According to NEC Article 100, a multiwire branch circuit consists of two or more ungrounded conductors that have a voltage between them, and a grounded conductor that has equal voltage between it and each ungrounded conductor of the circuit and that is connected to the neutral or grounded conductor of the system. (Basically, two hot wires are sharing a neutral wire.)
This circuit has also been referred to as:
- The Edison Circuit
- Common Neutral Circuit
- Shared Neutral Circuit
This Photo is an Example of a Multiwire Branch Circuit Preferred Wiring Diagram.
This Photo is an example of a Multiwire Branch Circuit Incorrect Wiring Diagram.
Why are multiwire branch circuits used?
Multiwire branch circuits can offer fewer conductors, reduce the raceway size and reduce voltage drop.
What are the possible electrical hazards?
Improper wiring or mishandling of multiwire circuits can cause overloading of the grounded (neutral) conductor and/or destruction of equipment.
Overloading Of The Grounded (Neutral) Conductor.
Failure to properly terminate the ungrounded (hot) conductors to separate phases could cause the grounded (neutral) conductor to become overloaded from excessive neutral current, and the insulation could be damaged or destroyed. Conductor overheating is known to decrease insulating material service life, potentially resulting in a fire from arcing faults in hidden locations.

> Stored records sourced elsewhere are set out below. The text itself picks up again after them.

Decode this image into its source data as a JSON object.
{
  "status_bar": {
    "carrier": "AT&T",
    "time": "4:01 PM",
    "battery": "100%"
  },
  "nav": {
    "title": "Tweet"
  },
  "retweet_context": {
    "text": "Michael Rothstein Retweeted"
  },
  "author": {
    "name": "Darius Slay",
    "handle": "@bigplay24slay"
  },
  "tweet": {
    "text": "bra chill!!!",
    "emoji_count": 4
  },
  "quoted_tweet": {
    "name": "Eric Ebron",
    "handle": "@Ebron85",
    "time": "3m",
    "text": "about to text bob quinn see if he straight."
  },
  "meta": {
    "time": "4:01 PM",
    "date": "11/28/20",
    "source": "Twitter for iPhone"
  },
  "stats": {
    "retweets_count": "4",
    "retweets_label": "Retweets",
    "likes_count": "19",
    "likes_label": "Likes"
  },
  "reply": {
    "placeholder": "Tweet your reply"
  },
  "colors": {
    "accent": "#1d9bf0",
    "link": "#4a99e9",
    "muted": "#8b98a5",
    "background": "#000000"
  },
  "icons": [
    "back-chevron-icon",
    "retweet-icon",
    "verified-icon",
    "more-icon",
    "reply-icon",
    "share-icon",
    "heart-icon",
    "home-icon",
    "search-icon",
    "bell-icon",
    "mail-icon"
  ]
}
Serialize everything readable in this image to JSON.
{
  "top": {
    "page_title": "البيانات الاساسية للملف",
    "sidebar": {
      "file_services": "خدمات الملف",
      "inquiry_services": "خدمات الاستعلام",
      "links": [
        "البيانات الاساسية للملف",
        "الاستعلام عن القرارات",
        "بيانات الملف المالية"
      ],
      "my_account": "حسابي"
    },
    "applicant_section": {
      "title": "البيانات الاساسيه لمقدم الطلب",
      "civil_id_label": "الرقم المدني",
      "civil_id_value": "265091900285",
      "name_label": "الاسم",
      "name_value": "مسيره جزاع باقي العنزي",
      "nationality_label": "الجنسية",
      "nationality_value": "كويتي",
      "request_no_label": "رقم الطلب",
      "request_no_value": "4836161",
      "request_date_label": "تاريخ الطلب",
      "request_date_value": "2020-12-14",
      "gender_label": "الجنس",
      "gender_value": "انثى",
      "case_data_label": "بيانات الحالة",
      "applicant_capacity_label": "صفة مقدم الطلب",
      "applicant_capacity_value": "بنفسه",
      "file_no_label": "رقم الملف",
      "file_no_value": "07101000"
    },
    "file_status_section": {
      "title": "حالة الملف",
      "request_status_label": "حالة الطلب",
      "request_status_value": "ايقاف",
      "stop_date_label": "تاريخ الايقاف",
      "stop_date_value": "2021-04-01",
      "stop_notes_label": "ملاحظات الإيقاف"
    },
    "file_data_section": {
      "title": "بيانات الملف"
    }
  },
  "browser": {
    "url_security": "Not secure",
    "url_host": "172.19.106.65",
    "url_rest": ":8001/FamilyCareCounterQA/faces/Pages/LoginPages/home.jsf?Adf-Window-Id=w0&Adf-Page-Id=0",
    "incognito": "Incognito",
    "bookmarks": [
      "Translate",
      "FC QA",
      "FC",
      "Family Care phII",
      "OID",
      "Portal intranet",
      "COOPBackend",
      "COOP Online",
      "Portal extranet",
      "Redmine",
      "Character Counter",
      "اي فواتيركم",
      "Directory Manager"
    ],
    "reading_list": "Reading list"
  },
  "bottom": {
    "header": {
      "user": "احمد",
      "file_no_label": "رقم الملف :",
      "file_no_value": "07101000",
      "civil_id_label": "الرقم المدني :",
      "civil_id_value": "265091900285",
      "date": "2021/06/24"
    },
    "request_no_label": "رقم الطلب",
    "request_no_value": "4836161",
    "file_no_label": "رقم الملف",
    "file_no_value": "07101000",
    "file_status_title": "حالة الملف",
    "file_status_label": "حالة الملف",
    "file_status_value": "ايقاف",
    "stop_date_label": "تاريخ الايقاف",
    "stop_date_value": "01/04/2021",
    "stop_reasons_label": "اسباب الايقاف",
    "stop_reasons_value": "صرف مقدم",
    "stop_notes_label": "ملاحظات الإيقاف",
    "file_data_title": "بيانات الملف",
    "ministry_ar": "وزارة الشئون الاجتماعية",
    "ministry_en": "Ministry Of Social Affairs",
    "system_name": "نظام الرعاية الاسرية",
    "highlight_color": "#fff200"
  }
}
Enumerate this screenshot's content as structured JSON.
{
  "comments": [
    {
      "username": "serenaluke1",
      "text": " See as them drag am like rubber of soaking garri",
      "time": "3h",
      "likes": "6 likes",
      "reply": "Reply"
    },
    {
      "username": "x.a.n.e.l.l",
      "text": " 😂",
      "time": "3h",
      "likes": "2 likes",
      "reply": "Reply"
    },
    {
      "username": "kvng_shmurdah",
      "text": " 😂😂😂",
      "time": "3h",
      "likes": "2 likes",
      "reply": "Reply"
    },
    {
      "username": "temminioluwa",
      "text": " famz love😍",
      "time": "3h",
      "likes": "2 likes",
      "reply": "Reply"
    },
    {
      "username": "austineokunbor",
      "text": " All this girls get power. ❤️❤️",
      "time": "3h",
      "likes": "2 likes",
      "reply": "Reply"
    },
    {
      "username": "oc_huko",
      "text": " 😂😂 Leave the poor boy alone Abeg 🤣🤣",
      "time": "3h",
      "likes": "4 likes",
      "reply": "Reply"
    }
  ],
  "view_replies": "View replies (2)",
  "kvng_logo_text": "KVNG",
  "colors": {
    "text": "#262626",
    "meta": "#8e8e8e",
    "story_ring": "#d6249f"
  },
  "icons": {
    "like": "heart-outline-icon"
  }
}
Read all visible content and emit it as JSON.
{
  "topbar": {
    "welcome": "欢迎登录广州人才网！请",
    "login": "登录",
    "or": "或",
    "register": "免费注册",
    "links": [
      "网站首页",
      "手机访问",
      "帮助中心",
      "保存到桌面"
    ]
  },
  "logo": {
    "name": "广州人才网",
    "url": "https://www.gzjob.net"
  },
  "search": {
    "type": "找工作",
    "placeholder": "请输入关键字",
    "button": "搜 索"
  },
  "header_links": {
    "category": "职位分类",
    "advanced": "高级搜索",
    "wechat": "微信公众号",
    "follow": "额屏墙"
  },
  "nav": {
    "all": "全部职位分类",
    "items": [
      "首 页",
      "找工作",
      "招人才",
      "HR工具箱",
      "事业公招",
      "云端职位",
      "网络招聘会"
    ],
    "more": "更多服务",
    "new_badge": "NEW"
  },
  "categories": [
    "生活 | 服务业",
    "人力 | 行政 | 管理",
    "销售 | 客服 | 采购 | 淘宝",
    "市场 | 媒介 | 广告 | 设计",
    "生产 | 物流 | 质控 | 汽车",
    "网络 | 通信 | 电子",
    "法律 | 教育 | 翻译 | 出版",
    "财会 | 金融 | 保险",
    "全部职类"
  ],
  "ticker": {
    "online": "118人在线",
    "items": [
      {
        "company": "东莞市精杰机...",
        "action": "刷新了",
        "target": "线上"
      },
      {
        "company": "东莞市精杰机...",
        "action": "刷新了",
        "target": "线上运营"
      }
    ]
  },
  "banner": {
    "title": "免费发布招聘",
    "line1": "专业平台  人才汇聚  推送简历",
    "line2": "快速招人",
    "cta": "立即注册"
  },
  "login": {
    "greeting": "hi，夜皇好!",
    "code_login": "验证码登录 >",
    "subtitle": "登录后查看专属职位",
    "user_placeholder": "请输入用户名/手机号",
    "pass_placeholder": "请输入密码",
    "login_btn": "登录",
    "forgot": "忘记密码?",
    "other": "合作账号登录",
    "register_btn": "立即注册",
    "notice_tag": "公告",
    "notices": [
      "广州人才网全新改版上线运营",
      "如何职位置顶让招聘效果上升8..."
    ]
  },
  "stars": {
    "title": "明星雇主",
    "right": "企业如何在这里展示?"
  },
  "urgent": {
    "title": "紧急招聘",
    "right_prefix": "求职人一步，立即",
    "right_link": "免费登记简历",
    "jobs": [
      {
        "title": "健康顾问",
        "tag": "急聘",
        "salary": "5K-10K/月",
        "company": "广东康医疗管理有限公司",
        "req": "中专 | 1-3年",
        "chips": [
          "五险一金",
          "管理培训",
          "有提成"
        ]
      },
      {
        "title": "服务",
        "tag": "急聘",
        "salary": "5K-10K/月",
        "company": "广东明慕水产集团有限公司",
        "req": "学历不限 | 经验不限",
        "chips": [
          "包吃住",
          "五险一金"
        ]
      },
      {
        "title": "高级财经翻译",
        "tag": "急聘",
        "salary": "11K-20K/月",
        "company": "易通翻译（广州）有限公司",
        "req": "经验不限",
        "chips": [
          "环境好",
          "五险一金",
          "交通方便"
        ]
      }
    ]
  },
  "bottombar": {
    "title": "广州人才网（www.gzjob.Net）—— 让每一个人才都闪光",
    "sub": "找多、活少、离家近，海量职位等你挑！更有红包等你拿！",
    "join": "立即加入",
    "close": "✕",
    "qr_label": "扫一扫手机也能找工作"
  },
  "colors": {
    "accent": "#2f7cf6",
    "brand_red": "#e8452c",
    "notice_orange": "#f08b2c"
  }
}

We do not know just how long conductor insulation will last, but heat does decrease its life span.
Destruction of Equipment.
Never remove the grounded (neutral) conductor from the grounded terminal bar in the panel board if the phase conductors are energized. The grounded (neutral) conductor you remove could be part of a multiwire branch circuit, so this could result in destruction of electrical equipment. More important, even if the return conductor is not part of a multiwire circuit, removing a conductor from the grounded terminal bar when the circuit is energized could result in injury due to shock or arcing.
What are the safety requirements according to NEC 2014?
Never remove the grounded (neutral) conductor from the grounded terminal bar in the panelboard if the phase conductors are energized — it could be part of a multiwire branch circuit, and removing it could ruin electrical equipment.
NEC Section 210.4(B) states that in the panel board where the branch circuit originates, all undergrounded conductors must be provided with a means to disconnect them simultaneously.
NEC Section 210.4(D) is that the undergrounded and grounded Edison circuit conductors are to be grouped by cable tires or similar means in at least on location within the panelboard. This ensures that the wires will be hooked up correctly, with the ungrounded conductors connected to opposite phases. An exception states that the requirement for grouping does not apply if the circuit enters from a cable or raceway unique to the circuit that makes the grouping obvious.
What to do when a common neutral hazard is discovered?
Stop work and remove the hazardous condition or plan a new work package considering known energized conductors. It should be corrected by the installation of pigtails or other means, to maintain continuity of the neutral wiring in accordance with NFPA 70 National Electrical Code and by licensed professional electricians.
(These circuits are typically found on 120 / 240-volt single-phase systems, but can be found on 208Y /120 and 277Y / 480 volt systems as well.)
Other general precautions include:
- Label the doors of lighting and power panels where common neutrals are known to exist. This will alert workers and electricians who are servicing your electrical equipment of potential problems.
- If you have an electrician servicing your electrical equipment, make sure you provide instructions in your work order where common neutrals exist.
- As an electrician, you can suspect a multi-wire branch circuit when three or more neutral conductors are spliced together in a junction box, outlet box, or lighting fixture.
There is nothing wrong with using multi-branch but if you do decide that it is the best option, then make sure you take proper precautions as per code, NEC 2014. Ensure that you have a licensed and professional electrician installing or servicing your home/facility’s electrical equipment.